Although Arizona Bloom, a Fragrance Foundation 2021 Awards finalist, is inspired by an arid landscape, there’s a good chance it will put you in a holiday mood every time you wear it. That must be the creamy vanilla-ish Balinese coconut, with a hint of warm Madagascan black pepper, in the intro. Jasmine, fresh and honeyed, adds to the sunny vacay vibe, the sweetness tempered by a salty musk accord and oakmoss as it dries down.
Founded in 2003 by beauty entrepreneur Randi Shinder, the Clean Beauty Collective is an industry pioneer with their vegan fragrances. From the American niche brand’s Reserve Collection, this 2016 release opens with light citrus notes of bergamot and mandarin.

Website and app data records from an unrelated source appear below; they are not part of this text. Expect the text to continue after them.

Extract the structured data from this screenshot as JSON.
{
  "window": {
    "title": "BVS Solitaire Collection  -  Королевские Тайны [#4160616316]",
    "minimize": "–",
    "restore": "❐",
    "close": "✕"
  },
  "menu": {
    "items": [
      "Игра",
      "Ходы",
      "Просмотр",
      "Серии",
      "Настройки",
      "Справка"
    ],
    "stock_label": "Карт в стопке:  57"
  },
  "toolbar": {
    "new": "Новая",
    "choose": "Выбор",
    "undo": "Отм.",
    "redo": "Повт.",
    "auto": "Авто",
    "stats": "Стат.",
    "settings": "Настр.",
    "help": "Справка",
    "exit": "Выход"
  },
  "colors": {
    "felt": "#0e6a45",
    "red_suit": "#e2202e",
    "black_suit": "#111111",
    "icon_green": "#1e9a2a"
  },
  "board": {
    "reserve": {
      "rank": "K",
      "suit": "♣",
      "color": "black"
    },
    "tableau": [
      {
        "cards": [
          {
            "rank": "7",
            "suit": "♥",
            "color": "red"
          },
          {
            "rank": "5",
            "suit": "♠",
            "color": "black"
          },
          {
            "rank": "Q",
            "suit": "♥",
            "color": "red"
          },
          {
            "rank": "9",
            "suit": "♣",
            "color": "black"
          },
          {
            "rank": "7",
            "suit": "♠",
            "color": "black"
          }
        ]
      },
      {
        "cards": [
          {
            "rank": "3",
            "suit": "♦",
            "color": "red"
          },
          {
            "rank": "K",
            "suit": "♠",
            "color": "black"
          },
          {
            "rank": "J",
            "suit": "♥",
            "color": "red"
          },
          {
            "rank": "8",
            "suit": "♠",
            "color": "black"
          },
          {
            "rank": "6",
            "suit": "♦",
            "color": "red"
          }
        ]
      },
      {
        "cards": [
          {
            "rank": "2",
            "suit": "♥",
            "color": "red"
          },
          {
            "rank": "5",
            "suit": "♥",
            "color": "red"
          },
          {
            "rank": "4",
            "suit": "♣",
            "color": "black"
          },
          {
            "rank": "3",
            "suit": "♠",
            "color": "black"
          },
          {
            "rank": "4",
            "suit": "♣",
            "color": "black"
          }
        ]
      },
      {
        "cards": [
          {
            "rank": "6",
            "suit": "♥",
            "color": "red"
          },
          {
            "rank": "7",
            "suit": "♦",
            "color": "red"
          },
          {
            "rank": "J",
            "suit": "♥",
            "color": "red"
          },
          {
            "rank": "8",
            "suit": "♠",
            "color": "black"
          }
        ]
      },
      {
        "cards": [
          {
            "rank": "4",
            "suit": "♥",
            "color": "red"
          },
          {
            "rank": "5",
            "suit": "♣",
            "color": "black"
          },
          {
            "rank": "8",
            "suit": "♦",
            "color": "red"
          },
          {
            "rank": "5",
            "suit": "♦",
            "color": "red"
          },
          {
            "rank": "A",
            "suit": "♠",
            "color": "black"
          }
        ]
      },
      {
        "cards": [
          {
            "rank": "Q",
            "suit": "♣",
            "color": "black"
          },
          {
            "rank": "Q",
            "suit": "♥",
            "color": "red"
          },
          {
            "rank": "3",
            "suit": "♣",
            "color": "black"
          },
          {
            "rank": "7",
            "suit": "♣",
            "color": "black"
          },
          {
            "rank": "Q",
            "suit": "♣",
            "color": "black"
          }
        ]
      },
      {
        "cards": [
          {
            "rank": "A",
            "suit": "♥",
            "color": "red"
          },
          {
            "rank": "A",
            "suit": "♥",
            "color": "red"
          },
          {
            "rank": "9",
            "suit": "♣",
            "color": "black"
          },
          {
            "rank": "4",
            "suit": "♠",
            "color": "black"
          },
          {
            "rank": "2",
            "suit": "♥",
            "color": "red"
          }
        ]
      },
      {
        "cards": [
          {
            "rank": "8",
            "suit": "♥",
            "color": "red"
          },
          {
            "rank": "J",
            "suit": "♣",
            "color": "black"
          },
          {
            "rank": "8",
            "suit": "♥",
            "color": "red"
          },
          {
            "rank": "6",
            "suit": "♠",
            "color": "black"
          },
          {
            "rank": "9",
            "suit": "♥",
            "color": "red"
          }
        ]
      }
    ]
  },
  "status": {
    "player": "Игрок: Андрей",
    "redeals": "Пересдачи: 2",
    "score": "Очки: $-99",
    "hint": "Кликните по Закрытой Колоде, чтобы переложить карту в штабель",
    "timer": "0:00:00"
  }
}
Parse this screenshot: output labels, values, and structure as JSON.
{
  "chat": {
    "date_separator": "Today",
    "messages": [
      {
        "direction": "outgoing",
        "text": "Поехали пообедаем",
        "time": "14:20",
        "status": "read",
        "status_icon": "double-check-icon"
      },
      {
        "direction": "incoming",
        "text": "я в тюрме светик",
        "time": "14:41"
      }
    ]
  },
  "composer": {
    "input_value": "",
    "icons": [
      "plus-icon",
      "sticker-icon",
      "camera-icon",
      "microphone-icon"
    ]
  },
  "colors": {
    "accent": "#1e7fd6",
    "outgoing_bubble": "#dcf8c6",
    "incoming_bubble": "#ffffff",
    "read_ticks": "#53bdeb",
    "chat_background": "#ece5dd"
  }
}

Raspberry gives it juiciness, while saffron infuses the EDP with a gentle leatheriness. An amber accord and musk keep things cosy and warm in the drydown. Sweet from start to finish, but in a sophisticated way, it’s a great option if you like your scents soft and pure.

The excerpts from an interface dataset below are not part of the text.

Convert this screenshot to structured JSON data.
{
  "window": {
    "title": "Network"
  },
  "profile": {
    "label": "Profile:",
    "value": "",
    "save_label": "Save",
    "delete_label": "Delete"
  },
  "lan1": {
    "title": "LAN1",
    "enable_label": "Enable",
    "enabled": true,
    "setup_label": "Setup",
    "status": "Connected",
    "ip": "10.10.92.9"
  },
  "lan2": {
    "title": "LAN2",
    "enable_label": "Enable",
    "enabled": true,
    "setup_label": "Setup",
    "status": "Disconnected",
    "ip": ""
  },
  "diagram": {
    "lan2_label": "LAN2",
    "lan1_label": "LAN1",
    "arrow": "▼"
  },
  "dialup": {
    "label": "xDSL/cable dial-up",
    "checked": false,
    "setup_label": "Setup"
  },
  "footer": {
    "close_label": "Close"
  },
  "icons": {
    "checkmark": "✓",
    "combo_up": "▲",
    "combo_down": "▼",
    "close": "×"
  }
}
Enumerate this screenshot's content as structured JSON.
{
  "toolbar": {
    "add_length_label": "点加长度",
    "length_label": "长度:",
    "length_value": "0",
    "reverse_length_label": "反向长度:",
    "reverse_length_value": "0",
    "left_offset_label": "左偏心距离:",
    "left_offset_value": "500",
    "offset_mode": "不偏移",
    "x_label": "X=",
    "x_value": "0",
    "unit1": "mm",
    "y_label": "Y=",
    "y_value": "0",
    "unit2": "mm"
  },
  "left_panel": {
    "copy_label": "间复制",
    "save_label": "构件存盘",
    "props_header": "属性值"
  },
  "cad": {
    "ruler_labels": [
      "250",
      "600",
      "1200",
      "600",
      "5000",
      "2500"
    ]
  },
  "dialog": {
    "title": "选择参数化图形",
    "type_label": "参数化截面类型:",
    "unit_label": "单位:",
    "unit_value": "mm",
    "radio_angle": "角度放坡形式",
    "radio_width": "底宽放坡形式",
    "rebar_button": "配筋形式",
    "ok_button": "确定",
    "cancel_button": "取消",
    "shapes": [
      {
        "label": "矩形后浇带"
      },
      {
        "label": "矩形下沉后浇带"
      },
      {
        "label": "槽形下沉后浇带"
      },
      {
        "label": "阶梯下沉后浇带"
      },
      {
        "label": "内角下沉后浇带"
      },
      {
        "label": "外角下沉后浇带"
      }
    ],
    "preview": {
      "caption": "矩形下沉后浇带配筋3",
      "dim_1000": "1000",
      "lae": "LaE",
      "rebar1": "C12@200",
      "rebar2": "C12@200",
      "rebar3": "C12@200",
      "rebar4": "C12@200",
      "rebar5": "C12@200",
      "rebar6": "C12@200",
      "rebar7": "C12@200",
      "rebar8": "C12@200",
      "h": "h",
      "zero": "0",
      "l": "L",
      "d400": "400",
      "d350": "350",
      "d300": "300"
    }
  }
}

The NYC-based niche brand scores big points for its vegan values and quality perfumes. This 2015 release is one powerful brew. We’ve never smelled a cup of black tea quite like it. It announces itself in immediately intense and compelling fashion with a trio of rich notes: fig, bergamot and bay leaf.
It gets even darker when the black tea leaf, vetiver and tobacco notes come into play. The result? An uncompromisingly bold fragrance that more than justifies its niche-level price tag.
Trust self-taught perfumer David Seth Moltz of NYC-based niche house DS & Durga (all their fragrances are vegan) to do something completely different with a rose perfume.
You’ll know Rose Atlantic is not the usual rose scent from the opening of this 2016 release, featuring bitter-ish notes of bergamot and lemon oil, with rose petals softening the effect.
A fine rose accord comes through in the heart of the EDP, with linden blossom in support. But this is a rose drenched in salt water. Lots of it. As if you’re aboard the ship Salt Spray Rose. What a clever boy! A dose of white moss completes the mood.
The Barcelona-based brand has been making an impact with their contemporary and vegan fragrances since it was founded by Romy Kowalewski in 2016.
Opening with a combo of aldehydes and violet notes, this EDP is cool, minimalist, almost metallic.
That chilled vibe evolves with a powdery note of iris from Landes, France. Daniela Andrier, best known for her sterling work for Prada, is a pro at this frosty floral and it’s infused with the smoke of incense from Somalia.
The drydown is clean and crisp, courtesy of notes of cedar from Morocco and musk.
While the British luxury brand is not completely vegan, it’s Vegan Collection has top-notch, top-priced options, such as this 2018 release.
Slightly bitter petitgrain and bergamot feature in the opening. They are wrapped in a finely fresh take on cypress and a perfectly balanced spicy trio of clove, nutmeg and ginger.
Amber, so over-used in recent male fragrances, is elevated to the most sophisticated resinous powderiness, with support from cedar and oakwood.
It’s a long time since we’ve come across such a seamless scent. We can believe the blurb on the website about it being a 25% pure perfume concentration that’s made from the finest ingredients.
There are a number of reasons to like the latest addition (2020) to the CK One franchise:
1) The simple but oh-so-clever name, which expresses the universal and unisex appeal of the scent.
2) The elastic band on the bottle, a nod to the most exposed underwear waistband ever.
3) It’s vegan and clean formula. Many of the brand’s fragrances still use animal by-products.
4) Featuring notes of organic orange, blue tea accord, and cedarwood, the juice ain’t going to win any awards for complexity. But it sure is pleasant in a clean, fresh, and undemanding way.